Smaller transit systems generally don’t have the funding to have fast, frequent service, nor the demand to justify it. However, over the last few years Whatcom Transit has found a way to make their regular bus service a little more appealing.
It’s called the “go lines” program. No route in WTA’s system has consistent 15-minute headways, but there are signficant corridors where they collectively meet that standard. Beginning in 2005 with three lines, WTA rolled out a color-coded five line system (completed in January 2008) that connects Downtown Bellingham with major destinations, such as Western Washington University, the Alaska Ferry, and the Amtrak station, in addition to all of the city’s planned urban villages.
All five lines guarantee 15-minute headways on weekdays from 8 am to 6 pm, with longer waits at other times. In some cases this involved adding a few trips to meet the standard. The Red Line (to the Amtrak station) also achieves 15 minute headways on Saturdays. WTA and the City of Bellingham have also worked to give signal priority to buses on certain segments of the system.
Each of these lines (Red, Blue, Green, Gold, and Plum, map (.pdf) here) have distinctive signage. Unfortunately, “the fleet is not big enough” to allow the buses themselves to be distinctively marked, according to WTA spokesperson Maureen McCarthy. There are also some other routes that share part of a go line’s path, resulting in some potential confusion.
In spite of these problems, the Go lines have been a hit. For instance, according to McCarthy, ridership on components of the Green Line increased 260% after the go line was introduced. Indeed, in 2008 WTA had the highest ridership increase among small and medium-size systems in the nation (32%), and in 2009 experienced a 5% increase in an environment where most transit agencies had significant decreases.
Like virtually all other transit agencies, WTA is facing a funding crisis. Fortunately, they currently only assess a 0.6% sales tax, giving them room to raise more funding without involving the legislature. There is a ballot measure in April that seeks to raise taxes to 0.8% to simply maintain existing service. Polls indicate this measure is likely to pass.
Smaller agencies are often a good source of innovation in simple and low-cost ways to improve service by making it easier to use and understand. Here in King County, we already a suffer from a surfeit of bus brands, and it’s not clear we need another one. However, the Metro bus system is virtually incomprehensible due to the glut of peak-only and otherwise not-that-useful routes.
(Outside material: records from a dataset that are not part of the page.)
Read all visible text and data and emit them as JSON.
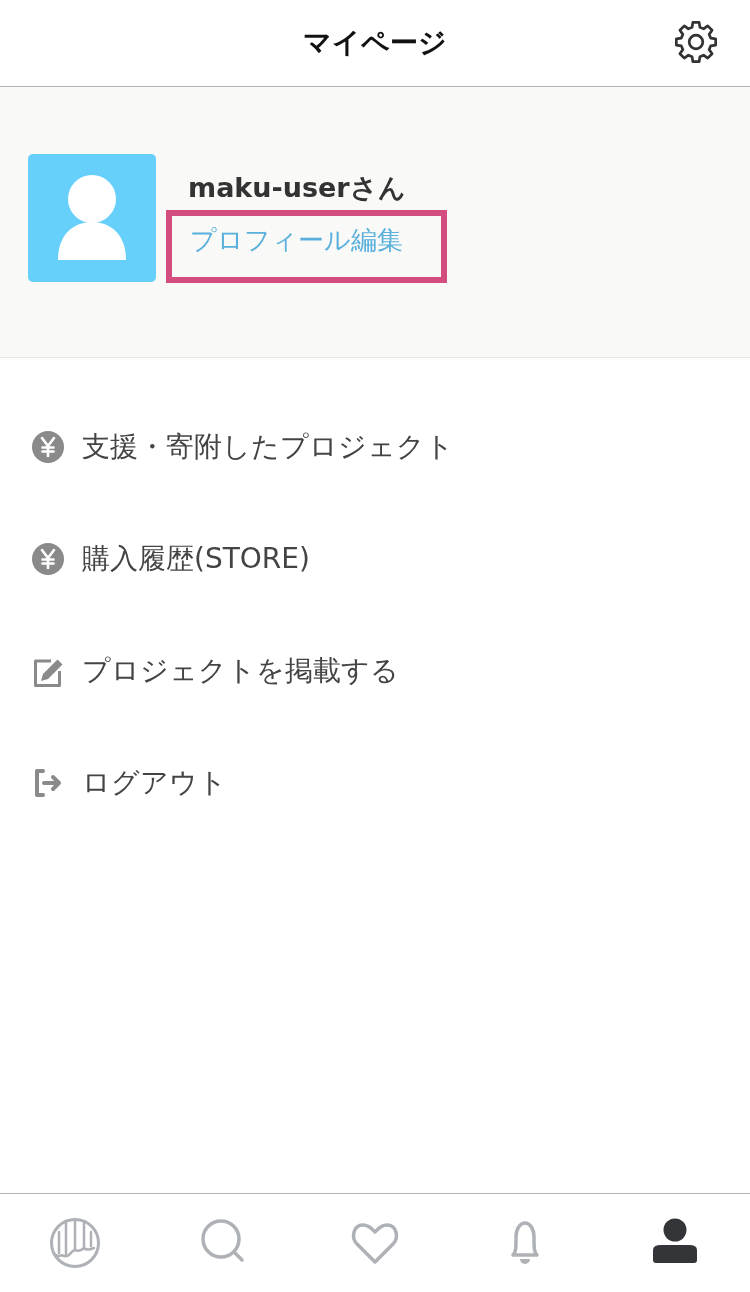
{
  "header": {
    "title": "マイページ"
  },
  "profile": {
    "name": "maku-userさん",
    "edit_link": "プロフィール編集",
    "highlighted": true
  },
  "menu": [
    {
      "kind": "yen",
      "label": "支援・寄附したプロジェクト"
    },
    {
      "kind": "yen",
      "label": "購入履歴(STORE)"
    },
    {
      "kind": "edit",
      "label": "プロジェクトを掲載する"
    },
    {
      "kind": "logout",
      "label": "ログアウト"
    }
  ],
  "tab_bar": [
    {
      "kind": "home",
      "selected": false
    },
    {
      "kind": "search",
      "selected": false
    },
    {
      "kind": "favorites",
      "selected": false
    },
    {
      "kind": "notifications",
      "selected": false
    },
    {
      "kind": "mypage",
      "selected": true
    }
  ]
}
Some effort to highlight more broadly useful routes (like the 15-minute map that Oran has been tinkering with) would make the system more usable for newcomers.